Excerpts from an interface dataset:

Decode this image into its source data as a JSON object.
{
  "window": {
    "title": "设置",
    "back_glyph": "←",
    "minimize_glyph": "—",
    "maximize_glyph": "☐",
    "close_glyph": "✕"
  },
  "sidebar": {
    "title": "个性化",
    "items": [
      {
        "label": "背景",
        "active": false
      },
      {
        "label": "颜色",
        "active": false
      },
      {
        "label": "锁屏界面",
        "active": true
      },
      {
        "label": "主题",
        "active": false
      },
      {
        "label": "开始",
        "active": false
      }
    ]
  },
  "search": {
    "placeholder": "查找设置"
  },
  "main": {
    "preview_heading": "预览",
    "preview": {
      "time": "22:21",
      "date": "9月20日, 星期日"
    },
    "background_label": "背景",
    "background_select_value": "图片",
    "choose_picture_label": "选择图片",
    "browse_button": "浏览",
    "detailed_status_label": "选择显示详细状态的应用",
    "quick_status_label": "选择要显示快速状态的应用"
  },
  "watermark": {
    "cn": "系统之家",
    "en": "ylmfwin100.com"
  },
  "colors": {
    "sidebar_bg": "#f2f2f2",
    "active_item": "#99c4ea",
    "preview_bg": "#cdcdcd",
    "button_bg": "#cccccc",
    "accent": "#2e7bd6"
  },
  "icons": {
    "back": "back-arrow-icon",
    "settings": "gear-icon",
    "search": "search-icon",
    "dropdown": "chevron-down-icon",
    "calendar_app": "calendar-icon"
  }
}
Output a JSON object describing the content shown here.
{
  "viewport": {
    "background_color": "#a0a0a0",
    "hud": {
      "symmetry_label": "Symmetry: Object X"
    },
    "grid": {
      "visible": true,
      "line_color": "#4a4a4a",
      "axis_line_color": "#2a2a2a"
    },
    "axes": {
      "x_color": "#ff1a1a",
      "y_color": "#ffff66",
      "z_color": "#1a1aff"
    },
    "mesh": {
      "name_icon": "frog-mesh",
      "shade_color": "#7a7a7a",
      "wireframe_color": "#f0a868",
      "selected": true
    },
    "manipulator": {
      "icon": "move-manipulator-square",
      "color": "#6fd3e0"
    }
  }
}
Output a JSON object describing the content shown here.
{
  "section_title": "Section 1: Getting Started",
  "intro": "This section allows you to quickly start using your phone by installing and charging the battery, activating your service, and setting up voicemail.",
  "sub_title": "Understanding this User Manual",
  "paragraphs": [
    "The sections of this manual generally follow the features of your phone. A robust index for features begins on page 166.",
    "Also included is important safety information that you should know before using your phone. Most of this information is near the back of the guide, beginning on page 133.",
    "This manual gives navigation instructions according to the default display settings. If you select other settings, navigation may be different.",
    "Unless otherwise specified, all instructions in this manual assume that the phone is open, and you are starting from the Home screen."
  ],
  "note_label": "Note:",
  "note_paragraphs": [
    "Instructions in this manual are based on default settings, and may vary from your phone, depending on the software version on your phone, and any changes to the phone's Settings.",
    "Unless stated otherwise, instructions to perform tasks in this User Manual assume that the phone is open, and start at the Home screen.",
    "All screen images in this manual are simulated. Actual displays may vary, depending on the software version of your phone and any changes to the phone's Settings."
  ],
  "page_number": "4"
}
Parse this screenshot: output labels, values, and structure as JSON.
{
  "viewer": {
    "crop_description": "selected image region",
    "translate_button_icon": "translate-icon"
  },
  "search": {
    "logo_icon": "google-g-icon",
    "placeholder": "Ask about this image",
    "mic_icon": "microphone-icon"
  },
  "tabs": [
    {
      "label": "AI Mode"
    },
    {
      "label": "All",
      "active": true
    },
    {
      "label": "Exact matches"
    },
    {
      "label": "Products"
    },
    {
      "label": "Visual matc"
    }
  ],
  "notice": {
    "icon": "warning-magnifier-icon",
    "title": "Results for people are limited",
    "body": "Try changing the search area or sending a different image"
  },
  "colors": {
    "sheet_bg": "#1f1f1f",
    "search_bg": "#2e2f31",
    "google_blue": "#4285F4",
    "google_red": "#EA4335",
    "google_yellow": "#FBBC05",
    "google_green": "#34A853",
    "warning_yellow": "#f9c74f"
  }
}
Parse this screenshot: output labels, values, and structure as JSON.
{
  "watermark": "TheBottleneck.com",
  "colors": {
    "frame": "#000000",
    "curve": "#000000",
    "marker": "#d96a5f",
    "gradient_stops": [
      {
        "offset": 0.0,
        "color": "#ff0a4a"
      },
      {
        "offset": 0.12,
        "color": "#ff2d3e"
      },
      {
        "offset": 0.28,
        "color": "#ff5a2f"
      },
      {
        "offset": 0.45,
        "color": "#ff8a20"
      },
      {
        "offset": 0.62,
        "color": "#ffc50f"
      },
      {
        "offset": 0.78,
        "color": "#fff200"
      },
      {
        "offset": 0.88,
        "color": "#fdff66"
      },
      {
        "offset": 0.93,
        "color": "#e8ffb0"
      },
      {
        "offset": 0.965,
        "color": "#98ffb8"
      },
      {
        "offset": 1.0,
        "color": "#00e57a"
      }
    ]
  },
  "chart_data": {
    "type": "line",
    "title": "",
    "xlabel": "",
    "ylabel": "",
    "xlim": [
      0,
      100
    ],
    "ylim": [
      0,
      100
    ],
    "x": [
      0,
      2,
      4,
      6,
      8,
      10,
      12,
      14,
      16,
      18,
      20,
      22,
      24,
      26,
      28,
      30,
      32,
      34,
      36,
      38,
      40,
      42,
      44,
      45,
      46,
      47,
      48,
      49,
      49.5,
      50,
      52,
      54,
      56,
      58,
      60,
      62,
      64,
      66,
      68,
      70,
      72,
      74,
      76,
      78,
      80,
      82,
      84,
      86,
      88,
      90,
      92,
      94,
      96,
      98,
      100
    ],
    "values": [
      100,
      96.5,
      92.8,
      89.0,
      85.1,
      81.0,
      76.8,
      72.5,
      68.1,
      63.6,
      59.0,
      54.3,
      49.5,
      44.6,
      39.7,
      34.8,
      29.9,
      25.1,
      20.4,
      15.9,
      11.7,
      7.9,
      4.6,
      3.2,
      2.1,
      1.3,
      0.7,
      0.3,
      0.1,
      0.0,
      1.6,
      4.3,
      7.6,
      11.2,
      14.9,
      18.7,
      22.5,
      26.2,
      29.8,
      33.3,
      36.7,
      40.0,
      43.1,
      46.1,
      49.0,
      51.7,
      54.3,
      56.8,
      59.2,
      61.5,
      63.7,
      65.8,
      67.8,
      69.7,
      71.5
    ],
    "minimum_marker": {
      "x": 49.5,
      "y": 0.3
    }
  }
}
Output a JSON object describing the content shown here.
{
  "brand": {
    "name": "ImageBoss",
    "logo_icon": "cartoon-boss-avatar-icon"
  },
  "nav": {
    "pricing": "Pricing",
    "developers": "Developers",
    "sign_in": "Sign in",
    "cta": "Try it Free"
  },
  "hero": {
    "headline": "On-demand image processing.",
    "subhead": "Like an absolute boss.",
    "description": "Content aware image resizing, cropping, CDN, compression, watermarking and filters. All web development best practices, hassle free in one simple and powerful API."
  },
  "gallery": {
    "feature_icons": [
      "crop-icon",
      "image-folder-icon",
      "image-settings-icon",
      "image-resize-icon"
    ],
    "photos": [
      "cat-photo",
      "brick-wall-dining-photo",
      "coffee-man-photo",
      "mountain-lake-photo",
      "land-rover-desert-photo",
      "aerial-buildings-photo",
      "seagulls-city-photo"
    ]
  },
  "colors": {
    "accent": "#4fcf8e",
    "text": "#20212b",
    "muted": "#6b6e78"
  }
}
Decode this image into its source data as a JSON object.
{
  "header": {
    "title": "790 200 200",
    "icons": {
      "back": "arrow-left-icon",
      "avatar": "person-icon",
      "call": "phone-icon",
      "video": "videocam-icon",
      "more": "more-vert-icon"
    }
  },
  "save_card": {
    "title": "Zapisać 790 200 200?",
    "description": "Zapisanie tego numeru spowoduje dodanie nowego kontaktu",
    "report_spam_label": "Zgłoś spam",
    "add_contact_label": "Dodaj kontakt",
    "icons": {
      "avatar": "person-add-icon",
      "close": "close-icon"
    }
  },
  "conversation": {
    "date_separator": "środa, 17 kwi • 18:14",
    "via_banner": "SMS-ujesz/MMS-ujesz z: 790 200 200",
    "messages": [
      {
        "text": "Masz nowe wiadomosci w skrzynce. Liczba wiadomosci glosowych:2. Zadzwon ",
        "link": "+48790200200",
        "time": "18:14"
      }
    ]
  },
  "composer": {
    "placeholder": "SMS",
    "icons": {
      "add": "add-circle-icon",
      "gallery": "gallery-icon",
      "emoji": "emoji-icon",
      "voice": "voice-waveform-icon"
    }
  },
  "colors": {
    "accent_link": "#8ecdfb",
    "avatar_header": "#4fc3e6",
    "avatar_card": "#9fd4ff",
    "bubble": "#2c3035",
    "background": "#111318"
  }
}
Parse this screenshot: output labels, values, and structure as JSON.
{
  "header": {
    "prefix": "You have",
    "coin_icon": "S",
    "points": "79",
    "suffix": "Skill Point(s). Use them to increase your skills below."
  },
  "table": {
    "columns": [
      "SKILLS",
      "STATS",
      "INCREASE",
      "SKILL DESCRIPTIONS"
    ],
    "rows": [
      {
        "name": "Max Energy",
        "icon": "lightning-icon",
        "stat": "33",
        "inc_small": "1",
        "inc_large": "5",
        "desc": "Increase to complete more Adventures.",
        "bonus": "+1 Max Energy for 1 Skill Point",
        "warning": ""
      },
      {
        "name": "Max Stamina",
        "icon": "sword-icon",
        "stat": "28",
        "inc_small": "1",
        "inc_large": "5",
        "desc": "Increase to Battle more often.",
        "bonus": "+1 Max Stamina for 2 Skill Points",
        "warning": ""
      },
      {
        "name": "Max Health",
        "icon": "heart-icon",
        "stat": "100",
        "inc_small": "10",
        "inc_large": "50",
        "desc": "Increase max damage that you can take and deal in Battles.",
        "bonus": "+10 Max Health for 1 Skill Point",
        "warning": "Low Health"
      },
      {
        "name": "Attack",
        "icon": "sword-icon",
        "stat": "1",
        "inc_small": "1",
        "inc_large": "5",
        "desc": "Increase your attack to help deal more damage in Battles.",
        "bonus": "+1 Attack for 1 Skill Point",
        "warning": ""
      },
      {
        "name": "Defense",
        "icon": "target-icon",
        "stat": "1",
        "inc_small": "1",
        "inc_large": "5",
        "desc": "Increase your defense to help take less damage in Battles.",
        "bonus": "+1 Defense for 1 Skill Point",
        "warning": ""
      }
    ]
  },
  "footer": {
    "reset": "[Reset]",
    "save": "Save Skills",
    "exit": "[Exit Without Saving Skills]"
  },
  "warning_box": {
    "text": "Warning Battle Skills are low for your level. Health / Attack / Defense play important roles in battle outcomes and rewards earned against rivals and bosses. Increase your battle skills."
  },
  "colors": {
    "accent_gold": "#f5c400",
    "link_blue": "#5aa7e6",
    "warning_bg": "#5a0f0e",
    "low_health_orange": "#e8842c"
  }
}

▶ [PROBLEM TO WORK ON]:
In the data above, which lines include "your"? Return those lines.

▶ [SOLUTION FOR THIS TASK]:
  "intro": "This section allows you to quickly start using your phone by installing and charging the battery, activating your service, and setting up voicemail.",
    "The sections of this manual generally follow the features of your phone. A robust index for features begins on page 166.",
    "Also included is important safety information that you should know before using your phone. Most of this information is near the back of the guide, beginning on page 133.",
    "Instructions in this manual are based on default settings, and may vary from your phone, depending on the software version on your phone, and any changes to the phone's Settings.",
    "All screen images in this manual are simulated. Actual displays may vary, depending on the software version of your phone and any changes to the phone's Settings."
    "suffix": "Skill Point(s). Use them to increase your skills below."
        "desc": "Increase your attack to help deal more damage in Battles.",
        "desc": "Increase your defense to help take less damage in Battles.",
    "text": "Warning Battle Skills are low for your level. Health / Attack / Defense play important roles in battle outcomes and rewards earned against rivals and bosses. Increase your battle skills."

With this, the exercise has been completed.